Chicago Bears v Seattle Seahawks Photo by Steph Chambers/Getty Images

Rashaad Penny is 2022’s most underrated NFL player.

Sports media is fraught with embellishment, something to which not even us at Field Gulls are immune, but this case can be built on some solid and [possibly] substantial evidence.

Also, it’s among the most future-impacting storylines for the Seattle Seahawks this year.

For three and a half days, Penny was a shock. “Did the Seahawks really draft a running back in the first round?” was the mantra of draft week. I did check, and San Diego State was indeed an FBS school, so there’s a point.

For three and a half years, Penny struggled to get on the field, whether due to injury or performance. Never before (since Trent Richardson) had such a successful college runner amassed so many 1-yard runs. You hated it. I hated it. We occasionally said things about it, do not lie.

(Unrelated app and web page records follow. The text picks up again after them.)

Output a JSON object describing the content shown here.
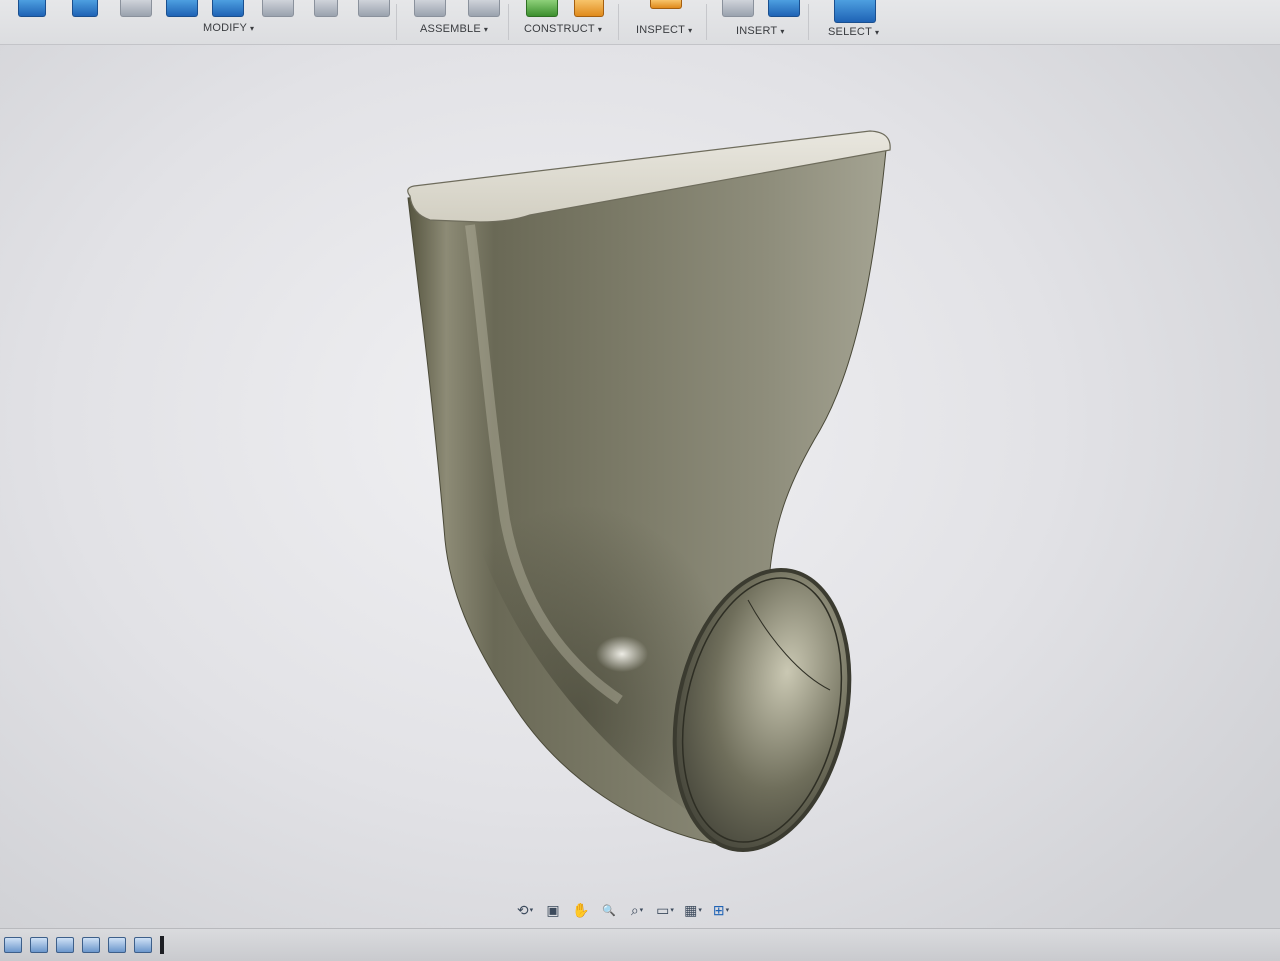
{
  "toolbar": {
    "menus": [
      {
        "label": "MODIFY"
      },
      {
        "label": "ASSEMBLE"
      },
      {
        "label": "CONSTRUCT"
      },
      {
        "label": "INSPECT"
      },
      {
        "label": "INSERT"
      },
      {
        "label": "SELECT"
      }
    ],
    "caret": "▾"
  },
  "model": {
    "description_icon": "3d-body",
    "color": "#8a8874"
  },
  "navbar": {
    "items": [
      {
        "icon": "orbit-icon",
        "glyph": "⟲",
        "dropdown": true
      },
      {
        "icon": "look-at-icon",
        "glyph": "▣",
        "dropdown": false
      },
      {
        "icon": "pan-icon",
        "glyph": "✋",
        "dropdown": false
      },
      {
        "icon": "zoom-icon",
        "glyph": "🔍",
        "dropdown": false
      },
      {
        "icon": "fit-icon",
        "glyph": "⌕",
        "dropdown": true
      },
      {
        "icon": "display-settings-icon",
        "glyph": "▭",
        "dropdown": true
      },
      {
        "icon": "grid-settings-icon",
        "glyph": "▦",
        "dropdown": true
      },
      {
        "icon": "viewports-icon",
        "glyph": "⊞",
        "dropdown": true
      }
    ]
  },
  "timeline": {
    "items": [
      "sketch-feature-icon",
      "extrude-feature-icon",
      "body-feature-icon",
      "loft-feature-icon",
      "sweep-feature-icon",
      "shell-feature-icon"
    ]
  }
}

And then, for four games, Rashaad Penny was the best ball carrier on planet Earth.

Let us say that again, because it bears repeating.

In a six-game stretch, from December 5 to January 9, Penny turned in four of the best RB performances of the 2022 season, any team.

Now that four leads two directions:
(1) He finally did it! (You are an optimist and are full of joy)
(2) Sample size (You believe yourself to be a realist but are a pessimist tainted by years of Seattle Mariners fandom)

How Did We Get Here?

What the Seahawks did that was good - draft a boom-or-bust running back with an enormous boom.

What the Seahawks did that was bad - draft him in the first round, and then let/not prevent / watch him bust for three freaking years.

And so here we are now, in the final and contract year of Penny’s rookie deal, with him set up perfectly to confirm or shatter all hopes for his own financial future and that of the Seattle run game, with a seat at the table for the best 1-2 RB punch in the NFL.

So which Penny shows up this year?

The Media Has Spoken

I get the skepticism. I get the indifference, less, but I get it.

What I don’t really get is the media wholesale gave up on even making Penny an interesting part of the offseason conversation, and he is absolutely interesting.

Not a single ranking, not one weird list, not a tiny little hot take idiot guru, put Penny in their top-5, top-10....anything.

Here’s just a couple, but you can Google this stuff yourself.

From one of my personal favorite works on the Internet, the Mike Clay annual report, Penny is 34th. Worse than two backups.

The clear and present belief is that Penny’s 2021 finish was a fluke. He remains no good, in the eyes of those most certainly not preoccupied with the AFC East and the TB Buccaneers.

I for one think it’s unbelievably out of character for not a single pundit to attempt an “I told you so” if Penny comes out swinging in 2022. If he does, they’ll simply jump on board, possibly delete a tweet or two, and go about their lives.

But this is exactly what he was drafted to be. At his best, Penny is the home run hitter Carson never was, he has a higher ceiling, a *cough* much lower floor, and greater inconsistency.

It’s reasonable to doubt whether Penny will see the same success, with how long it took him to find a groove and with all the changes in Seattle this year. It’s unreasonable to believe Penny played beyond his capabilities.

The Seahawks have had an abundant share of underrated players spanning generations of fandom, and still boast Tyler Lockett and Quandre Diggs near the top of that list. But Penny is the only one with a shot at being top-tier at his position - because he was last year - and yet finds himself considered a backup by many heading into the season.